Traveling with Epilepsy

The captain’s voice breaks through my efforts of ignoring my talkative seat mate, who is practically sitting in my lap. “Due to a severe thunderstorm and circling the airport for an hour waiting for a safe break to land, we are running low on fuel. We will divert to Greensboro, NC to refuel. Those with connecting flights I apologize we will try to reschedule you for flights tomorrow.” While everyone around me is grumbling because of the inconvenience I start to panic. Not wondering if I have a toothbrush or clean underwear but do I have enough of my seizure medication in my carry on. All my hours obsessing over an organized detailed travel itinerary to reduce stress is out the window.

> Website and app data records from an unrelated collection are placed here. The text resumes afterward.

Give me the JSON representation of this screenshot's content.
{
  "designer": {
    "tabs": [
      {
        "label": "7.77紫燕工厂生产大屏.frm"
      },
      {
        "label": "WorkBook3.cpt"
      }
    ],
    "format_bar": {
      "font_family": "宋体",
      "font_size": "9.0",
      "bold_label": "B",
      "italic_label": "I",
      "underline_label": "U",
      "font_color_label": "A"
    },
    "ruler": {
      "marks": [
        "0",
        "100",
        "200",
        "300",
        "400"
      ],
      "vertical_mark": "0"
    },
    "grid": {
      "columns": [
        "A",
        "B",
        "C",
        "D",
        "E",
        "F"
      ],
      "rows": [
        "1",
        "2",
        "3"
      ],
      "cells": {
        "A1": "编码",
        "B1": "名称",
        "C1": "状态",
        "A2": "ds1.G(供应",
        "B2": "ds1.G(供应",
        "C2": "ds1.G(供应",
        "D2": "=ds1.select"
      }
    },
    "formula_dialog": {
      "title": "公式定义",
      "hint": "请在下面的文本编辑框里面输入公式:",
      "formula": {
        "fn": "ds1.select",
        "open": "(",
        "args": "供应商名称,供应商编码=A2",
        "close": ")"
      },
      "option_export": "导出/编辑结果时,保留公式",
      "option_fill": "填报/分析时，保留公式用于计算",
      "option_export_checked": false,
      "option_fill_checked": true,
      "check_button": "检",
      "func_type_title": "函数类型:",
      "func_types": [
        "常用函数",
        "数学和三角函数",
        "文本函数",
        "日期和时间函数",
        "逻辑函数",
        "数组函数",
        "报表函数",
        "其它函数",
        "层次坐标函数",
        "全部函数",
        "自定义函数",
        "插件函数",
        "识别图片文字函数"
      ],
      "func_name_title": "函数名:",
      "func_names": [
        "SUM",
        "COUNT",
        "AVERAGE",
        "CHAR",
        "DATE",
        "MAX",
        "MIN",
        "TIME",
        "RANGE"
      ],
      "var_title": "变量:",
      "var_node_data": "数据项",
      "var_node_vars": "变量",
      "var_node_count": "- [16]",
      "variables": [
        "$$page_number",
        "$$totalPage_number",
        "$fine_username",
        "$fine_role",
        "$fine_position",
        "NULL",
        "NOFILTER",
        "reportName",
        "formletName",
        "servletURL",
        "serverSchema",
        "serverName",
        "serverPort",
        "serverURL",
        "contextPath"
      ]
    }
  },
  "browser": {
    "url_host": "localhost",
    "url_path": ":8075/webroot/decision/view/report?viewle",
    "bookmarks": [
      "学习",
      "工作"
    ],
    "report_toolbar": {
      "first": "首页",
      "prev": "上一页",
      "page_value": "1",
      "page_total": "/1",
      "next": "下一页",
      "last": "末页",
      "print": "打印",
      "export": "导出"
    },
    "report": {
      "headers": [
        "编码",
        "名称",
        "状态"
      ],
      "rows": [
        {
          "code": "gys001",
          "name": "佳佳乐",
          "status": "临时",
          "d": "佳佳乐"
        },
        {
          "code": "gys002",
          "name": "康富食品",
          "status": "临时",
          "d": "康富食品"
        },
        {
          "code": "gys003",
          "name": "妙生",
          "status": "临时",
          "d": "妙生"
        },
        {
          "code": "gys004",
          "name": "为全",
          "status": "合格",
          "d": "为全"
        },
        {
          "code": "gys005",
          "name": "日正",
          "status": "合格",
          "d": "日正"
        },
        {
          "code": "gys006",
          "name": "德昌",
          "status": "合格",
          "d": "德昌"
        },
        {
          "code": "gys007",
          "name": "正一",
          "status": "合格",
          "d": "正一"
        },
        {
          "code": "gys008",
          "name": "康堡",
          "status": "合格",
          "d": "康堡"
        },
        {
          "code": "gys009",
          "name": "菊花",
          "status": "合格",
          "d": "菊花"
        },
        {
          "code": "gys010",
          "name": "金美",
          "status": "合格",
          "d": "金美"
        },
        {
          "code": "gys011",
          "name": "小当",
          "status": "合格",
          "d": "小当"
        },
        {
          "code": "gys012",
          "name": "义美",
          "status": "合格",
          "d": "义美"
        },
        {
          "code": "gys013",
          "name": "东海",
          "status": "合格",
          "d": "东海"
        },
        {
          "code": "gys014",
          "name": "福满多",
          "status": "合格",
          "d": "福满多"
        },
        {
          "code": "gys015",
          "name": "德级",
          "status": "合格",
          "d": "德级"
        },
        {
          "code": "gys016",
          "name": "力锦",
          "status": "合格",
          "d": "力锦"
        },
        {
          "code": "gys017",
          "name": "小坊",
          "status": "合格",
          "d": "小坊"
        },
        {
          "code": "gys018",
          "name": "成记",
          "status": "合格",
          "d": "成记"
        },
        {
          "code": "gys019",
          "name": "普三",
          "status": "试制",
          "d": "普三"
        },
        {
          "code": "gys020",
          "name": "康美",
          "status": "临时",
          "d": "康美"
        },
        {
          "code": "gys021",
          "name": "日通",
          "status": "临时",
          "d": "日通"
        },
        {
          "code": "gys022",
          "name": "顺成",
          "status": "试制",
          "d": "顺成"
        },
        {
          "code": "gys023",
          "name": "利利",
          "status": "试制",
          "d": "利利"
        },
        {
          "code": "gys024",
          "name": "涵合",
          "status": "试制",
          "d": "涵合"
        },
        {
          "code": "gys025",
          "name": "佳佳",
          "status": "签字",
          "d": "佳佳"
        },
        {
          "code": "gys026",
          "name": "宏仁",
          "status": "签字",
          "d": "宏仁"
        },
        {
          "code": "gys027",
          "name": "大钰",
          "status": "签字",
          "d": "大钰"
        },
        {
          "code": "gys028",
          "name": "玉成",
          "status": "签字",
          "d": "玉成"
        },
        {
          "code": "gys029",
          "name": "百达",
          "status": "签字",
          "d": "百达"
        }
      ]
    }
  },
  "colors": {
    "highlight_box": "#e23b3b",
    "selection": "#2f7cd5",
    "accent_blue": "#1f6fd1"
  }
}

This is my first time traveling alone since being diagnosed with Epilepsy. Can I navigate a strange city, find a hotel, find something to eat, get an uber by myself? The simple things that use to simply be an inconvenience are now huge potentially dangerous ordeals. Will the stress from figuring all of this out cause me to have a seizure alone in a strange place and then I have to figure out how to pull it together to get to the airport. My heart pounds, I break into a sweat and my mind races to try to figure out how to deal with the situation.


Then I start to worry that my acute distress may in fact trigger a seizure right here on the airplane. I force myself to not think about it, take deep breaths, and tell myself I can do this. Having epilepsy forces you to be brave, plan for things differently, and is always part of every decision made. It makes it more difficult to “fly by the seat of your pants” or deal with the unknowns. It demands bravery and effort but the reward is empowering as you discover that you can in fact live the life you want and not let epilepsy make you sit back in fear.

This ordeal made me think about traveling with epilepsy and here are a few pointers that have helped me.


  • Try to travel with someone if possible

  • Plan everything ahead to try to alleviate added stress

  • Pack for your trip a few days ahead of time so you get a good nights

    sleep before you leave

  • Wear a medical ID bracelet in case you are unable to communicate

  • Allow for extra travel time so you are not rushed

  • If you have a VNS it shouldn’t be affected by security scanners but may

    set off a metal detector so might be a good idea to let security know.

  • Always carry your medications with you at all times

    • Bring a little extra in case of travel delays. I carry it on me at all

      times but I also like to stash some in each bag I’m taking just in case something gets lost/stolen etc. You have back-up. Or if traveling with someone give them some to carry for you as well. Make sure they know where you keep your medications in case you need help.

    • Ask your doctor for a duplicate prescription to have on hand just in case or worse case they could always call in a prescription for you.

    • Make sure to continue to take your meds as you normally do which can be tricky with different time zones and being out of your normal routine. I’d recommend setting alarm reminders on your phone to help you stay on track.

  • If traveling alone let a flight attendant and your seat mates know about your epilepsy and what they can do if you have a seizure.

  • If flying request an aisle seat to give you a bit more space and easier if you happen to have a seizure for others to assist you.

  • Always have your phone and charger with you in case of emergency. Keep others updated on your travel status.

  • Use apps to make travel easier. Smart phones make it easy to do just about anything you need. Book hotel rooms, cars, order food if you don’t want to venture out.

  • Relax and enjoy your adventure




Mariellen is a women living with epilepsy, wife, and mother with two young children.  Her hobbies include kid wrangling, reading, yoga and cooking.  Mariellen is an Optometrist living in California. She was diagnosed with epilepsy at age 29 and has been a MES Ambassador since 2014.